We got option 2 and DisCon didn’t have a plan and I doubt they had a plan for any of the three scenarios not because they are incompetent but because Worldcon’s really can’t manage these kinds of PR risks easily. Now, that’s not great for Toni Weisskopf and I’ve got some sympathy for a woman whose professional profile is being impacted by shouty right-wing men. It is the situation though. Baen’s always leaned right but as we’ve seen it’s not conservative ideology in an abstract sense that is the issue per-se but a bunch of pseudo-libertarians who regard online misbehaviour and brigading as an expression of their personal freedom. Baen’s played into that, first with John Ringo and then with Larry C etc and other authors have (with less success because their core personalities don’t match) tried to play along with that approach (Hoyt, Freer, Torgersen) and other Baen authors have fallen in to back them up (Weber). That’s been a business decision by Baen and hence by Toni Weisskopf and I don’t know how they can extricate themselves as a business from it.
Baen’s not my main point here though. As people like to say Science Fiction should take risks. However, “risk” implies that there are potentially bad outcomes. To go off on a tangent, consider Taika Waititi’s film JoJo Rabbit which had an imaginary Hitler as a comical role in a story about a family hiding a Jewish girl from the Nazis during WWII — that was a risky idea that could have gone horribly, horribly wrong. It didn’t but 1. I get why many people I know wouldn’t watch it and 2. it took a lot of skill to make it work and it still could have been a disaster.
Risk implies possible bad consequences. A risky decision that entails no chance of bad stuff happening is a contradiction. To skip back to the earlier example of the Clarksworld story, reclaiming/subverting a right-wing transphobic meme is a bold (even laudable) idea but the obvious risk with the idea is that a story attempting to do that might end up looking like it’s endorsing a right-wing transphobic meme. That doesn’t mean Clarksworld shouldn’t take risks but what it does mean is they NEED TO PLAN FOR THE MOST OBVIOUS RISK. They didn’t, and an author got hurt.
I really, really, don’t think Toni Weisskopf should be persona non-grata for science fiction cons. I think she’d be an interesting guest but there are risks and those risks need to be managed. One of those risks is that if somebody is critical of a guest of honour then they shouldn’t find that Larry Correia is siccing his comment section on them and ringing up their employer.
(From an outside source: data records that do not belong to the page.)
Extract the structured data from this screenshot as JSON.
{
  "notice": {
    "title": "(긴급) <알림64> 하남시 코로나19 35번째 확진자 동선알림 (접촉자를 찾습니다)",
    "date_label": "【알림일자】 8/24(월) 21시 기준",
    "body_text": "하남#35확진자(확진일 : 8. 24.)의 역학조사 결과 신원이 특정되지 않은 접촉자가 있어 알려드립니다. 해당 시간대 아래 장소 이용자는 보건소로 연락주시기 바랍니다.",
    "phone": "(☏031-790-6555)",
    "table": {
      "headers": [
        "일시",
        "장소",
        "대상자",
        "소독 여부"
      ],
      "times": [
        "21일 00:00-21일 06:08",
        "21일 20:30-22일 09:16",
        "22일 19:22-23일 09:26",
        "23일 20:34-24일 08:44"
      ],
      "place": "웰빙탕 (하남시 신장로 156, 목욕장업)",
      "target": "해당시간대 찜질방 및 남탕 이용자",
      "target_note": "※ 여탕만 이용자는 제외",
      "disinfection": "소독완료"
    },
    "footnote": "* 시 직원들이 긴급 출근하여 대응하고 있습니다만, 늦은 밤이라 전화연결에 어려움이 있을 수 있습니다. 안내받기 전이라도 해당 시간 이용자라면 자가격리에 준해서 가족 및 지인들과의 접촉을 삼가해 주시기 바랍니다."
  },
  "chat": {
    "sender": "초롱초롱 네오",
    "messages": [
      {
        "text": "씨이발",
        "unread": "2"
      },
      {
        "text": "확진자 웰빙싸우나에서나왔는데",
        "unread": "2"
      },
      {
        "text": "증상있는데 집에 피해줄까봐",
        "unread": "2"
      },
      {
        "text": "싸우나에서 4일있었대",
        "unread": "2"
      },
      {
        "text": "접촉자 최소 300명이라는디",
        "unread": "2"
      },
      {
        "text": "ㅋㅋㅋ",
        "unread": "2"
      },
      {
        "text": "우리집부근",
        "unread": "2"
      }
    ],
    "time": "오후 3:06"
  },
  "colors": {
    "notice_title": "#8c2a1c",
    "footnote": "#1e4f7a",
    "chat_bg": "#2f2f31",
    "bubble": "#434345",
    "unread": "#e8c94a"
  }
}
That’s a shitty situation for a prominent woman in professional science fiction having to shoulder the behaviour of poorly behaved man but I literally can’t see how a Worldcon committee can deal with that as an issue.